### Problem details
For every line in the data below, check for the word "title", then state how many lines have it. Answer with the number only.

### Source material
###
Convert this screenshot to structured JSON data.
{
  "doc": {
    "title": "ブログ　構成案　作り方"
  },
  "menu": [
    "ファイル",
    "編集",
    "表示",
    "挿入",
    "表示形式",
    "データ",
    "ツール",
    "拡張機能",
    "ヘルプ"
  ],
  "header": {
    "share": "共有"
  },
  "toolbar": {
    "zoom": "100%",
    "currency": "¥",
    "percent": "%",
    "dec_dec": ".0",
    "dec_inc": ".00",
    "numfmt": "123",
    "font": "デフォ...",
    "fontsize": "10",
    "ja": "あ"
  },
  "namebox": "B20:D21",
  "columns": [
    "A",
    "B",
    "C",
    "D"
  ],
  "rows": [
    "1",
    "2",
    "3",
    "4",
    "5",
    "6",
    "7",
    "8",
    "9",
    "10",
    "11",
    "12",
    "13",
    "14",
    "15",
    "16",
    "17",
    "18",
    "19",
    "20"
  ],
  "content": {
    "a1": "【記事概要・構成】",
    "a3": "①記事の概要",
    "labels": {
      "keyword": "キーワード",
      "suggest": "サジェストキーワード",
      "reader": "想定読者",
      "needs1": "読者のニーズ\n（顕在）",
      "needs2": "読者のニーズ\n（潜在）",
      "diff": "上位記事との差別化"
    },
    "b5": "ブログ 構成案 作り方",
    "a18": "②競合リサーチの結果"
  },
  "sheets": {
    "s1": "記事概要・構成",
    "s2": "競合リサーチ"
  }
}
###
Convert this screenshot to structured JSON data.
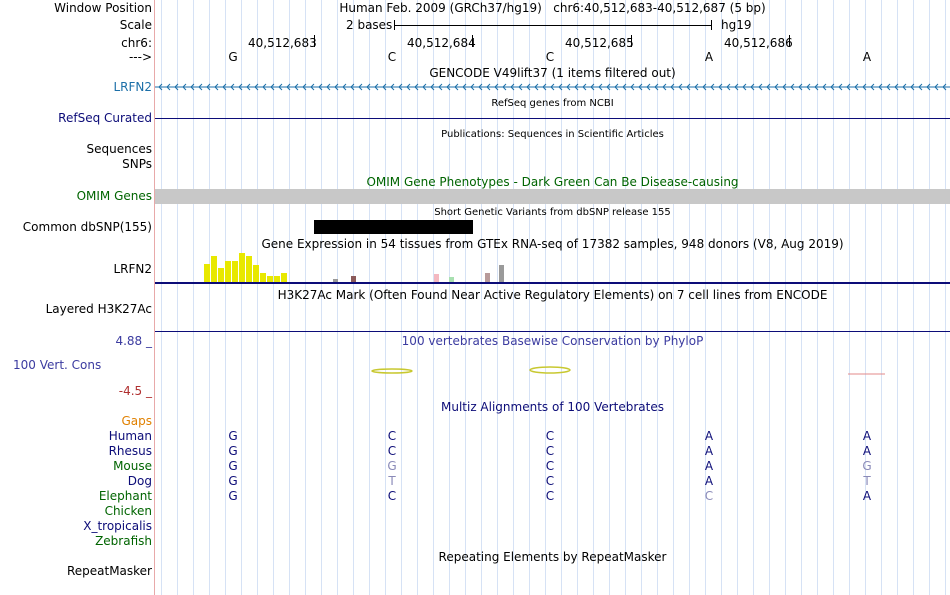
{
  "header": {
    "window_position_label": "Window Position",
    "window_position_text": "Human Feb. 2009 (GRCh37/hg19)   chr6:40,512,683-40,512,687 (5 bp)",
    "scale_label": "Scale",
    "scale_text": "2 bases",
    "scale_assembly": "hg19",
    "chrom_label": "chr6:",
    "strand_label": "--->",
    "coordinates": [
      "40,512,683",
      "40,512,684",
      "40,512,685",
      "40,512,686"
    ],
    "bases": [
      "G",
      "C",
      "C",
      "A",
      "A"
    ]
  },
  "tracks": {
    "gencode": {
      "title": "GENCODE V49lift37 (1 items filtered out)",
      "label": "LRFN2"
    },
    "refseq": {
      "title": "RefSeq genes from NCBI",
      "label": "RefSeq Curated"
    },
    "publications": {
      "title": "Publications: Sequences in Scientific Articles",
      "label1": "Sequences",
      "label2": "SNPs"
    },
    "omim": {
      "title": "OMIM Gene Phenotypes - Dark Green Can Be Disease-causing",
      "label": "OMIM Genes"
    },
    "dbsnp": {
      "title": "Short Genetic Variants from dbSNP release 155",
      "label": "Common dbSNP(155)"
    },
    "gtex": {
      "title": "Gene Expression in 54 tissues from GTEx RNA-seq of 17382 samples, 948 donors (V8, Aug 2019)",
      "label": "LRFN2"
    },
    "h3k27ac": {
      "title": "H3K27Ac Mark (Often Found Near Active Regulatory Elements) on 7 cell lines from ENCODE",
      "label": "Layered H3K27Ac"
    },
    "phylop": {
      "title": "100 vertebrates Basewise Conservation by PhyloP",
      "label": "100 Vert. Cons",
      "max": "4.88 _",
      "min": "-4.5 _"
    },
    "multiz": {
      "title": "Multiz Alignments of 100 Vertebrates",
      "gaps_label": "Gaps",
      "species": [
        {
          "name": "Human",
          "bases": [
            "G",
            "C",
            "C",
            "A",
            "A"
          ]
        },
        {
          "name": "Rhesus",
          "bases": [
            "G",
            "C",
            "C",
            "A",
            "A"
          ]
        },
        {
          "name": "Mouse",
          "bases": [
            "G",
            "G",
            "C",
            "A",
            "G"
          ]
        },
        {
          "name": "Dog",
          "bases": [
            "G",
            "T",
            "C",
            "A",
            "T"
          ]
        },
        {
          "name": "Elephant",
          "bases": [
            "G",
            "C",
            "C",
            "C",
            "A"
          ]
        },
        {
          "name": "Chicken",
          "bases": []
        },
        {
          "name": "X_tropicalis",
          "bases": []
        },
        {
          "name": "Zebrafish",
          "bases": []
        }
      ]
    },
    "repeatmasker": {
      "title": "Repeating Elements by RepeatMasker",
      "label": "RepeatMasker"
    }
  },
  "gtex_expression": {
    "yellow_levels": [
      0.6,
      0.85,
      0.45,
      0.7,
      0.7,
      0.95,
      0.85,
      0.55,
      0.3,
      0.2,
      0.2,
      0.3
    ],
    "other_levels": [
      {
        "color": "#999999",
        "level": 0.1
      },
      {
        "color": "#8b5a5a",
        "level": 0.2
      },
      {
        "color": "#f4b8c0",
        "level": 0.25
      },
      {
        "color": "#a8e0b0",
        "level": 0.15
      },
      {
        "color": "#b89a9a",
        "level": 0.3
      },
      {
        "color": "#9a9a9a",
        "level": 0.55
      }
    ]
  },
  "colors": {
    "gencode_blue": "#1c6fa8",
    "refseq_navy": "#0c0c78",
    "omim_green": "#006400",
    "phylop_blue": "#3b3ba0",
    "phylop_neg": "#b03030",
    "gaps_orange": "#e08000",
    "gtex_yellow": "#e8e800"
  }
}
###
### Response to this task
11